(Reuters) – Gold jumped more than 1% on Monday to its highest since October 2012 after a batch of weak data knocked hopes for a speedy global economic recovery while auto-catalyst palladium surged to a three-week high.
Spot gold was up 0.8% at $1,754.62 an ounce by 1238 GMT. U.S. gold futures rose 1% to $1,758.90.
“The market continues to speculate about negative interest rates in the U.S. and extremely low interest rates and cheap money all over the world,” said Commerzbank analyst Eugen Weinberg.
“Also, fears of economic crisis are unfolding given the very weak data in the United States and elsewhere.”
Data published on Friday showed U.S. retail sales and industrial production both plunged in April, with the coronavirus crisis continuing to pummel the U.S. labour market.
Data in Japan, meanwhile, confirmed that the world’s third-largest economy slipped into recession in the first quarter.
Gold, which tends to appreciate on expectations of lower interest rates, has risen more than 16% this year as central banks have rolled out a wave of rate cuts and other stimulus measures to limit economic damage caused by the virus-outbreak.
Federal Reserve Chairman Jerome Powell over the weekend said that a U.S. economic recovery could stretch deep into next year and a full comeback could depend on a coronavirus vaccine.
“Dovish comments from the Fed and concerns about the stock market have lifted bullion,” ActivTrades chief analyst Carlo Alberto De Casa said in a note.
“It is clear that investors are continuing to buy bullion as insurance in case there are any further corrections on stocks.”

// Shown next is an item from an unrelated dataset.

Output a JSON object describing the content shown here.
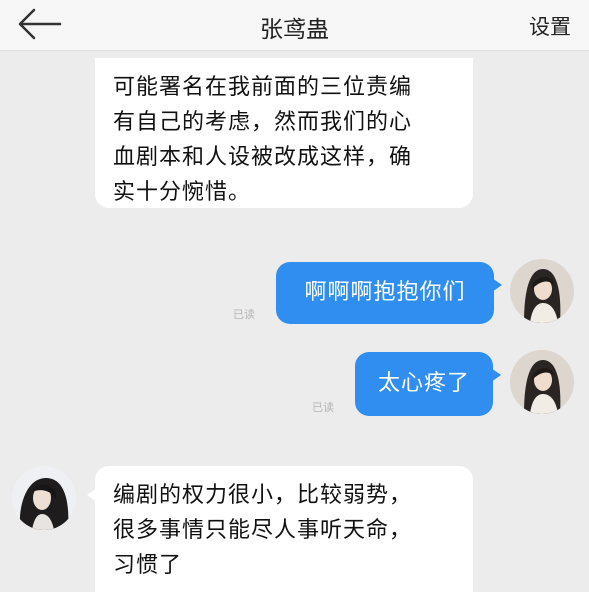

Indicative of sentiment, SPDR Gold Trust holdings, the world’s largest gold-backed exchange-traded fund, rose 0.8% to 1,113.78 tonnes on Friday – its highest in more than seven years.
Markets are also keeping a wary eye on China’s trade relations with the United States.
Among other precious metals, palladium was up 4.8% at $1,992.21 an ounce after gaining more than 9% in early trade.
“Data from the World Platinum Investment Council forecast platinum to be in moderate surplus, which is not actually a massive disappointment. Therefore prices of palladium and platinum are rising,” Commerzbank’s Weinberg said.
Weinberg also cited expectations that the coronavirus crisis will prompt more people to use their cars rather than public transport.
Both platinum and palladium are used by automakers in catalytic converters to clean car exhaust fumes.
Platinum rose 2.2% to $815.23 an ounce, while silver jumped 4.1% to $17.29.